PD2 does have a problem when you upload MS Word documents with some kinds of formatting, I found that I had to save a document as text only, then upload the document into PD2 in order to avoid some really funky formating problems.

I am not sure the functionality of Prism with other software for things like accepting PR's from other organizations, in our office they came in as PDF docs that a contractor manually input into Prism. PD2 does allow for other software to input PR's electronically.

In the end, you should get a demo from the software providers and choose base on which suits your purposes the best. I would not choose either without at least looking at the interfaces and seeing it in action.

Share this post


Link to post
Share on other sites
In the end, you should get a demo from the software providers and choose base on which suits your purposes the best. I would not choose either without at least looking at the interfaces and seeing it in action.

By all means get a demo from all three/four sources. Then go visit agencies that actually use the software and get their feedback.

A demo can be misleading especially when you see it operate on a dedicated workstation.
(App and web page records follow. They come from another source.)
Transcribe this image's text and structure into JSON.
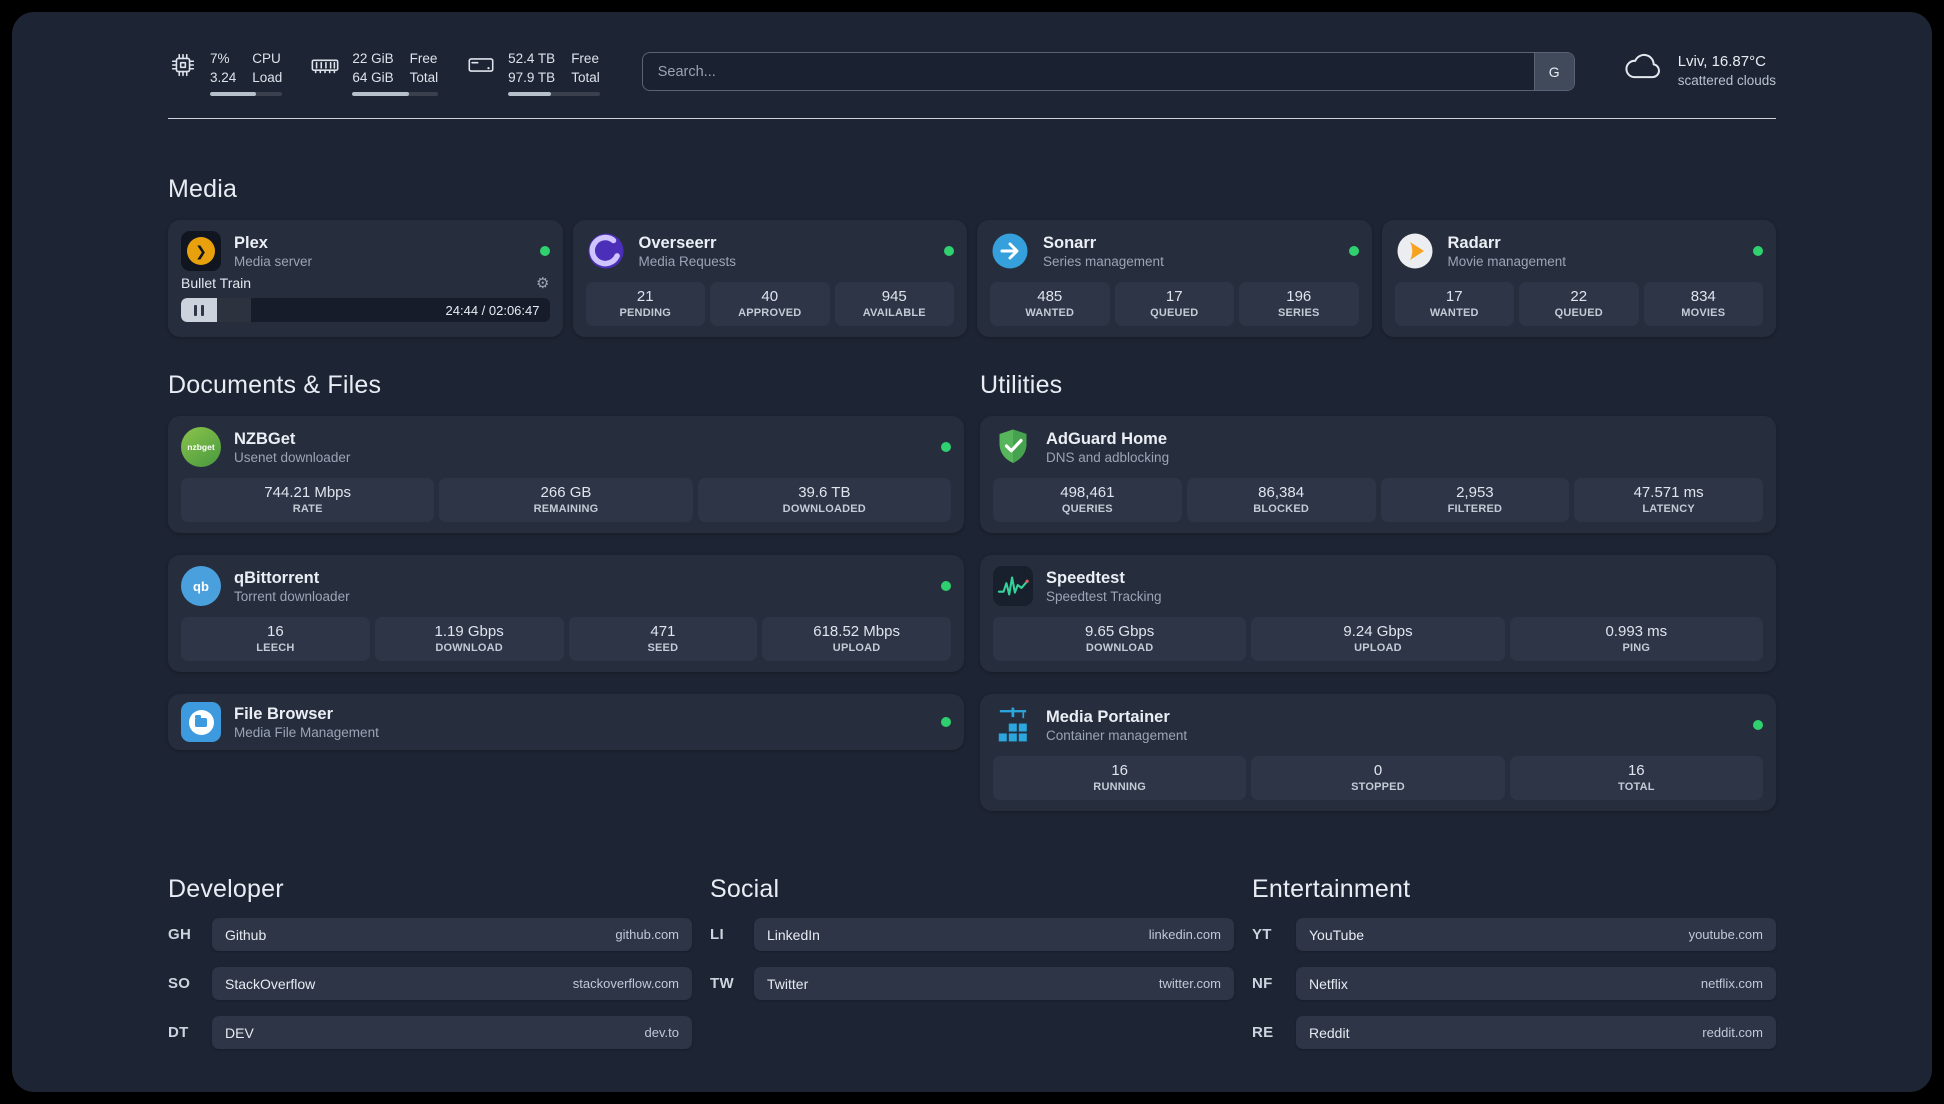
{
  "colors": {
    "status_green": "#2fd06f",
    "accent_plex_gold": "#e8a00c"
  },
  "glyphs": {
    "plex_chevron": "❯",
    "gear": "⚙"
  },
  "topbar": {
    "cpu": {
      "pct": "7%",
      "load": "3.24",
      "label_top": "CPU",
      "label_bottom": "Load",
      "bar_pct": 64
    },
    "memory": {
      "free": "22 GiB",
      "total": "64 GiB",
      "label_top": "Free",
      "label_bottom": "Total",
      "bar_pct": 66
    },
    "disk": {
      "free": "52.4 TB",
      "total": "97.9 TB",
      "label_top": "Free",
      "label_bottom": "Total",
      "bar_pct": 47
    },
    "search": {
      "placeholder": "Search...",
      "engine_button": "G"
    },
    "weather": {
      "location": "Lviv, 16.87°C",
      "condition": "scattered clouds"
    }
  },
  "media": {
    "heading": "Media",
    "plex": {
      "name": "Plex",
      "desc": "Media server",
      "now_playing": "Bullet Train",
      "time": "24:44 / 02:06:47",
      "progress_pct": 19
    },
    "overseerr": {
      "name": "Overseerr",
      "desc": "Media Requests",
      "stats": [
        {
          "value": "21",
          "label": "PENDING"
        },
        {
          "value": "40",
          "label": "APPROVED"
        },
        {
          "value": "945",
          "label": "AVAILABLE"
        }
      ]
    },
    "sonarr": {
      "name": "Sonarr",
      "desc": "Series management",
      "stats": [
        {
          "value": "485",
          "label": "WANTED"
        },
        {
          "value": "17",
          "label": "QUEUED"
        },
        {
          "value": "196",
          "label": "SERIES"
        }
      ]
    },
    "radarr": {
      "name": "Radarr",
      "desc": "Movie management",
      "stats": [
        {
          "value": "17",
          "label": "WANTED"
        },
        {
          "value": "22",
          "label": "QUEUED"
        },
        {
          "value": "834",
          "label": "MOVIES"
        }
      ]
    }
  },
  "documents": {
    "heading": "Documents & Files",
    "nzbget": {
      "name": "NZBGet",
      "desc": "Usenet downloader",
      "icon_text": "nzbget",
      "stats": [
        {
          "value": "744.21 Mbps",
          "label": "RATE"
        },
        {
          "value": "266 GB",
          "label": "REMAINING"
        },
        {
          "value": "39.6 TB",
          "label": "DOWNLOADED"
        }
      ]
    },
    "qbittorrent": {
      "name": "qBittorrent",
      "desc": "Torrent downloader",
      "icon_text": "qb",
      "stats": [
        {
          "value": "16",
          "label": "LEECH"
        },
        {
          "value": "1.19 Gbps",
          "label": "DOWNLOAD"
        },
        {
          "value": "471",
          "label": "SEED"
        },
        {
          "value": "618.52 Mbps",
          "label": "UPLOAD"
        }
      ]
    },
    "filebrowser": {
      "name": "File Browser",
      "desc": "Media File Management"
    }
  },
  "utilities": {
    "heading": "Utilities",
    "adguard": {
      "name": "AdGuard Home",
      "desc": "DNS and adblocking",
      "stats": [
        {
          "value": "498,461",
          "label": "QUERIES"
        },
        {
          "value": "86,384",
          "label": "BLOCKED"
        },
        {
          "value": "2,953",
          "label": "FILTERED"
        },
        {
          "value": "47.571 ms",
          "label": "LATENCY"
        }
      ]
    },
    "speedtest": {
      "name": "Speedtest",
      "desc": "Speedtest Tracking",
      "stats": [
        {
          "value": "9.65 Gbps",
          "label": "DOWNLOAD"
        },
        {
          "value": "9.24 Gbps",
          "label": "UPLOAD"
        },
        {
          "value": "0.993 ms",
          "label": "PING"
        }
      ]
    },
    "portainer": {
      "name": "Media Portainer",
      "desc": "Container management",
      "stats": [
        {
          "value": "16",
          "label": "RUNNING"
        },
        {
          "value": "0",
          "label": "STOPPED"
        },
        {
          "value": "16",
          "label": "TOTAL"
        }
      ]
    }
  },
  "bookmarks": {
    "developer": {
      "heading": "Developer",
      "items": [
        {
          "abbr": "GH",
          "name": "Github",
          "domain": "github.com"
        },
        {
          "abbr": "SO",
          "name": "StackOverflow",
          "domain": "stackoverflow.com"
        },
        {
          "abbr": "DT",
          "name": "DEV",
          "domain": "dev.to"
        }
      ]
    },
    "social": {
      "heading": "Social",
      "items": [
        {
          "abbr": "LI",
          "name": "LinkedIn",
          "domain": "linkedin.com"
        },
        {
          "abbr": "TW",
          "name": "Twitter",
          "domain": "twitter.com"
        }
      ]
    },
    "entertainment": {
      "heading": "Entertainment",
      "items": [
        {
          "abbr": "YT",
          "name": "YouTube",
          "domain": "youtube.com"
        },
        {
          "abbr": "NF",
          "name": "Netflix",
          "domain": "netflix.com"
        },
        {
          "abbr": "RE",
          "name": "Reddit",
          "domain": "reddit.com"
        }
      ]
    }
  }
}
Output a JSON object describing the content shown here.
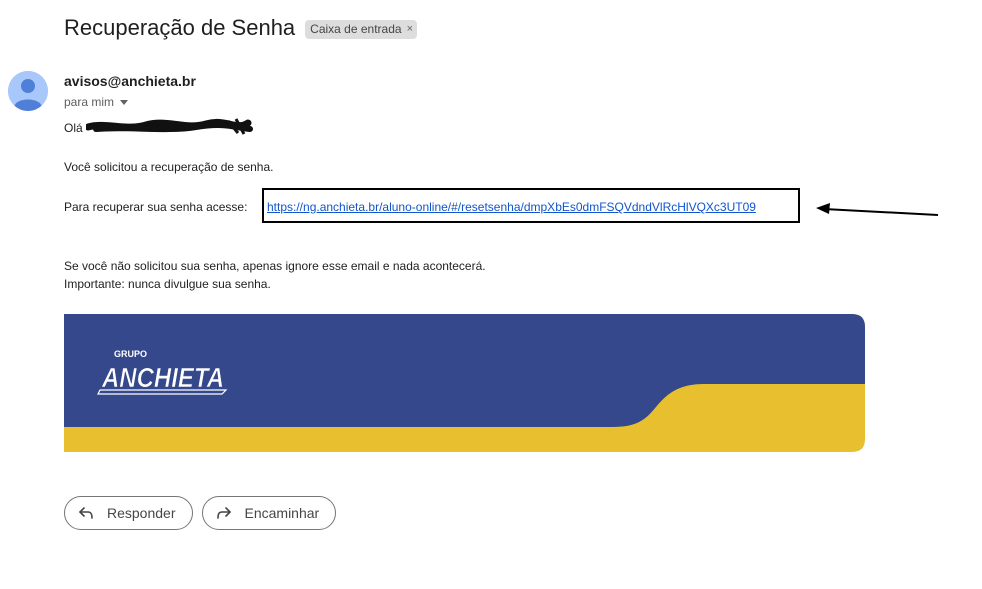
{
  "email": {
    "subject": "Recuperação de Senha",
    "label": "Caixa de entrada",
    "label_close_glyph": "×",
    "sender": "avisos@anchieta.br",
    "recipient": "para mim"
  },
  "message": {
    "greeting": "Olá",
    "line_requested": "Você solicitou a recuperação de senha.",
    "line_recover_prefix": "Para recuperar sua senha acesse:",
    "reset_link": "https://ng.anchieta.br/aluno-online/#/resetsenha/dmpXbEs0dmFSQVdndVlRcHlVQXc3UT09",
    "line_ignore": "Se você não solicitou sua senha, apenas ignore esse email e nada acontecerá.",
    "line_important": "Importante: nunca divulgue sua senha."
  },
  "banner": {
    "brand_small": "GRUPO",
    "brand_name": "ANCHIETA",
    "colors": {
      "blue": "#34488b",
      "yellow": "#e8c02f"
    }
  },
  "actions": {
    "reply_label": "Responder",
    "forward_label": "Encaminhar"
  },
  "icons": {
    "avatar": "person-avatar-icon",
    "reply": "reply-icon",
    "forward": "forward-icon",
    "annotation": "arrow-left-icon"
  }
}
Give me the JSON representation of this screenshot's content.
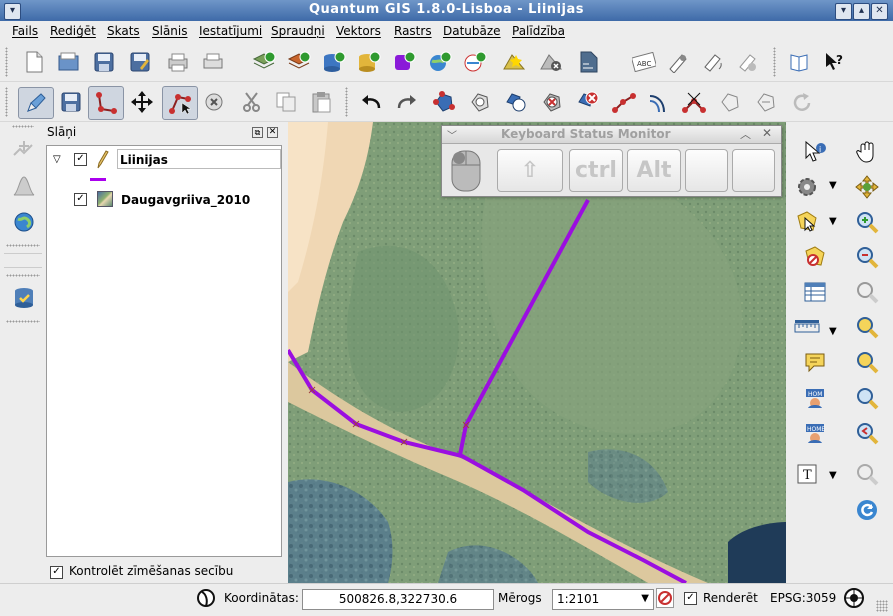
{
  "window": {
    "title": "Quantum GIS 1.8.0-Lisboa - Liinijas",
    "menu_icon": "chevron-down-icon",
    "controls": [
      "minimize-icon",
      "maximize-icon",
      "close-icon"
    ]
  },
  "menubar": {
    "items": [
      "Fails",
      "Rediģēt",
      "Skats",
      "Slānis",
      "Iestatījumi",
      "Spraudņi",
      "Vektors",
      "Rastrs",
      "Datubāze",
      "Palīdzība"
    ]
  },
  "layers_panel": {
    "title": "Slāņi",
    "layers": [
      {
        "name": "Liinijas",
        "checked": true,
        "icon": "pencil-icon",
        "symbol_color": "#aa00ee"
      },
      {
        "name": "Daugavgriiva_2010",
        "checked": true,
        "icon": "raster-icon"
      }
    ],
    "render_order_label": "Kontrolēt zīmēšanas secību",
    "render_order_checked": true
  },
  "keyboard_monitor": {
    "title": "Keyboard Status Monitor",
    "keys": [
      "ctrl",
      "Alt"
    ]
  },
  "statusbar": {
    "coordinates_label": "Koordinātas:",
    "coordinates_value": "500826.8,322730.6",
    "scale_label": "Mērogs",
    "scale_value": "1:2101",
    "render_label": "Renderēt",
    "render_checked": true,
    "crs": "EPSG:3059"
  },
  "colors": {
    "line": "#9b0ee0",
    "titlebar": "#3e6aa8"
  }
}
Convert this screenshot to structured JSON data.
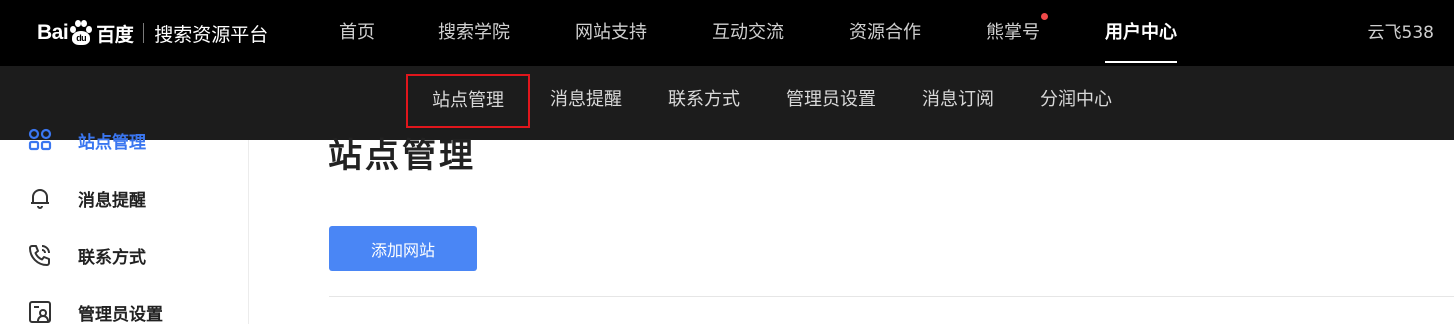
{
  "brand": {
    "logo_left": "Bai",
    "logo_paw_text": "du",
    "logo_cn": "百度",
    "platform": "搜索资源平台"
  },
  "nav": {
    "items": [
      {
        "label": "首页"
      },
      {
        "label": "搜索学院"
      },
      {
        "label": "网站支持"
      },
      {
        "label": "互动交流"
      },
      {
        "label": "资源合作"
      },
      {
        "label": "熊掌号",
        "badge_dot": true
      },
      {
        "label": "用户中心",
        "active": true
      }
    ],
    "user": "云飞538"
  },
  "subnav": {
    "items": [
      {
        "label": "站点管理",
        "highlighted": true
      },
      {
        "label": "消息提醒"
      },
      {
        "label": "联系方式"
      },
      {
        "label": "管理员设置"
      },
      {
        "label": "消息订阅"
      },
      {
        "label": "分润中心"
      }
    ]
  },
  "sidebar": {
    "items": [
      {
        "label": "站点管理",
        "icon": "site-grid-icon",
        "active": true
      },
      {
        "label": "消息提醒",
        "icon": "bell-icon"
      },
      {
        "label": "联系方式",
        "icon": "phone-icon"
      },
      {
        "label": "管理员设置",
        "icon": "admin-card-icon"
      }
    ]
  },
  "main": {
    "title": "站点管理",
    "add_button": "添加网站"
  },
  "colors": {
    "topbar_bg": "#000000",
    "subnav_bg": "#1c1c1c",
    "accent_blue": "#4a86f5",
    "highlight_red": "#e0161c",
    "badge_red": "#f04a4a"
  }
}
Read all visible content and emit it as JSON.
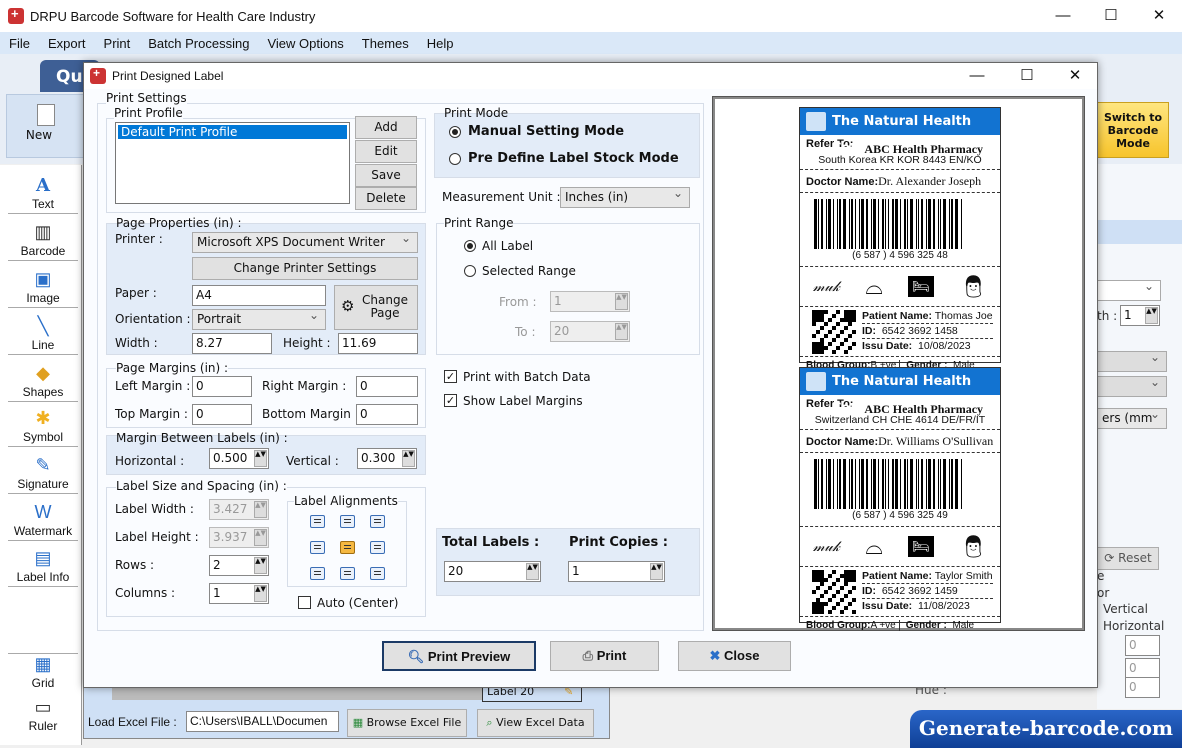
{
  "app": {
    "title": "DRPU Barcode Software for Health Care Industry",
    "window_controls": {
      "minimize": "—",
      "maximize": "☐",
      "close": "✕"
    },
    "menu": [
      "File",
      "Export",
      "Print",
      "Batch Processing",
      "View Options",
      "Themes",
      "Help"
    ],
    "tab": "Qui",
    "new_label": "New",
    "switch_button": "Switch to Barcode Mode",
    "tools": [
      "Text",
      "Barcode",
      "Image",
      "Line",
      "Shapes",
      "Symbol",
      "Signature",
      "Watermark",
      "Label Info"
    ],
    "bottom_tools": [
      "Grid",
      "Ruler"
    ],
    "excel": {
      "label": "Load Excel File :",
      "path": "C:\\Users\\IBALL\\Documen",
      "browse": "Browse Excel File",
      "view": "View Excel Data",
      "label_cell": "Label 20"
    },
    "right_panel": {
      "width_label": "th :",
      "width_value": "1",
      "unit": "ers (mm",
      "reset": "Reset",
      "e": "e",
      "or": "or",
      "vertical": "Vertical",
      "horizontal": "Horizontal",
      "values": [
        "0",
        "0",
        "0"
      ],
      "hue": "Hue :"
    },
    "banner": "Generate-barcode.com"
  },
  "dialog": {
    "title": "Print Designed Label",
    "window_controls": {
      "minimize": "—",
      "maximize": "☐",
      "close": "✕"
    },
    "print_settings": "Print Settings",
    "print_profile": {
      "title": "Print Profile",
      "items": [
        "Default Print Profile"
      ],
      "buttons": [
        "Add",
        "Edit",
        "Save",
        "Delete"
      ]
    },
    "page_properties": {
      "title": "Page Properties (in) :",
      "printer_label": "Printer :",
      "printer": "Microsoft XPS Document Writer",
      "change_printer": "Change Printer Settings",
      "paper_label": "Paper :",
      "paper": "A4",
      "change_page": "Change Page",
      "orientation_label": "Orientation :",
      "orientation": "Portrait",
      "width_label": "Width :",
      "width": "8.27",
      "height_label": "Height :",
      "height": "11.69"
    },
    "page_margins": {
      "title": "Page Margins (in) :",
      "left_label": "Left Margin :",
      "left": "0",
      "right_label": "Right Margin :",
      "right": "0",
      "top_label": "Top Margin :",
      "top": "0",
      "bottom_label": "Bottom Margin :",
      "bottom": "0"
    },
    "margin_between": {
      "title": "Margin Between Labels (in) :",
      "horizontal_label": "Horizontal :",
      "horizontal": "0.500",
      "vertical_label": "Vertical :",
      "vertical": "0.300"
    },
    "label_size": {
      "title": "Label Size and Spacing (in) :",
      "width_label": "Label Width :",
      "width": "3.427",
      "height_label": "Label Height :",
      "height": "3.937",
      "rows_label": "Rows :",
      "rows": "2",
      "columns_label": "Columns :",
      "columns": "1",
      "alignments_title": "Label Alignments",
      "selected_alignment": "middle-center",
      "auto_center": "Auto (Center)",
      "auto_center_checked": false
    },
    "print_mode": {
      "title": "Print Mode",
      "manual": "Manual Setting Mode",
      "predefine": "Pre Define Label Stock Mode",
      "selected": "manual"
    },
    "measurement": {
      "label": "Measurement Unit :",
      "value": "Inches (in)"
    },
    "print_range": {
      "title": "Print Range",
      "all": "All Label",
      "selected_range": "Selected Range",
      "selected": "all",
      "from_label": "From :",
      "from": "1",
      "to_label": "To :",
      "to": "20"
    },
    "batch_data": {
      "label": "Print with Batch Data",
      "checked": true
    },
    "show_margins": {
      "label": "Show Label Margins",
      "checked": true
    },
    "total_labels": {
      "label": "Total Labels :",
      "value": "20"
    },
    "print_copies": {
      "label": "Print Copies :",
      "value": "1"
    },
    "buttons": {
      "preview": "Print Preview",
      "print": "Print",
      "close": "Close"
    }
  },
  "labels": [
    {
      "header": "The Natural Health Care",
      "refer_label": "Refer To:",
      "refer": "ABC Health Pharmacy",
      "address": "South Korea KR KOR 8443 EN/KO",
      "doctor_label": "Doctor Name:",
      "doctor": "Dr. Alexander Joseph",
      "barcode_text": "(6 587 ) 4 596 325 48",
      "patient_label": "Patient Name:",
      "patient": "Thomas Joe",
      "id_label": "ID:",
      "id": "6542 3692 1458",
      "date_label": "Issu Date:",
      "date": "10/08/2023",
      "blood_label": "Blood Group:",
      "blood": "B +ve",
      "gender_label": "Gender :",
      "gender": "Male"
    },
    {
      "header": "The Natural Health Care",
      "refer_label": "Refer To:",
      "refer": "ABC Health Pharmacy",
      "address": "Switzerland CH CHE 4614 DE/FR/IT",
      "doctor_label": "Doctor Name:",
      "doctor": "Dr. Williams O'Sullivan",
      "barcode_text": "(6 587 ) 4 596 325 49",
      "patient_label": "Patient Name:",
      "patient": "Taylor Smith",
      "id_label": "ID:",
      "id": "6542 3692 1459",
      "date_label": "Issu Date:",
      "date": "11/08/2023",
      "blood_label": "Blood Group:",
      "blood": "A +ve",
      "gender_label": "Gender :",
      "gender": "Male"
    }
  ],
  "colors": {
    "accent": "#1273d1",
    "selection": "#0078d7",
    "switch": "#f7c42c",
    "banner": "#0f3f96"
  }
}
It will be fast. Comapre that when the software resides on a server shared with multiple users. Also find out other agencies cost to implement. All the software requires use of a realtional database package like Oracle. You will need to acquire/upgrade the number of licenses. Depending upon your particular agency, you may require additional security. Also you may want program offices to input requisitions into the system directly as well as budget and finance interface capabilities. That all is expensive.

Share this post


Link to post
Share on other sites

You should also consider upfront what are/will be your requirements to include reports. Many of the contract writing systems are able to capture data but not able to provide usable reports to include work-in-proces information. Also you will need to capture what your current contract writing requirements are and weigh that against using a COTS type package - there will be trade offs in functionality that you may or may not be able to accept. Bottom Line: Be sure you capture your requirements to include what type of report(s) you will need and to what degree you are willing to "adopt" versus "adapt" to a COTS application.

Share this post


Link to post
Share on other sites

Just a minor correction, both Procurement Desktop (PD2) and Comprizon are now CACI products. CACI bought the PD business from AMS several years ago.

Share this post


Link to post
Share on other sites
Good Morning,

Our office does not have a standard, web-based software to create RFQs and RFPs. I did some research and found that some DoD agencies use PRISM. Can someone who uses this explain how it works and if you would recommend it. Also, I am interested in hearing from others who use other software packages to create solicitations. Thanks.

Prezmil2020

I'd recommend PRISM but not for creating solicitations. In my non-DOD office, it is optional to use for creating solicitations and very few people (I know of only one) use it for that although we've all been trained in how to do so a few times. I think it would take me longer to create a solicitation in PRISM and add an annoyance element.

The way it basically works, if I recall, you can create templates in PRISM with standard clauses and sections then you add anything else the system lets you (like non-standard clauses/provisions). Then you download the solicitation into a text file and plug in the statement of work etc. and upload it back into PRISM. Of course, templates have to be modified and such by a system admin type and the clauses have to be pushed into PRISM. It's easier for me to just keep Word file templates and update it as I go through selecting applicable clauses and provisions (if I'm dealing outside of PRISM for a good part of this anyway why bother with PRISM at all).

Share this post


Link to post
Share on other sites
Guest
This topic is now closed to further replies.

×
×
  • Create New...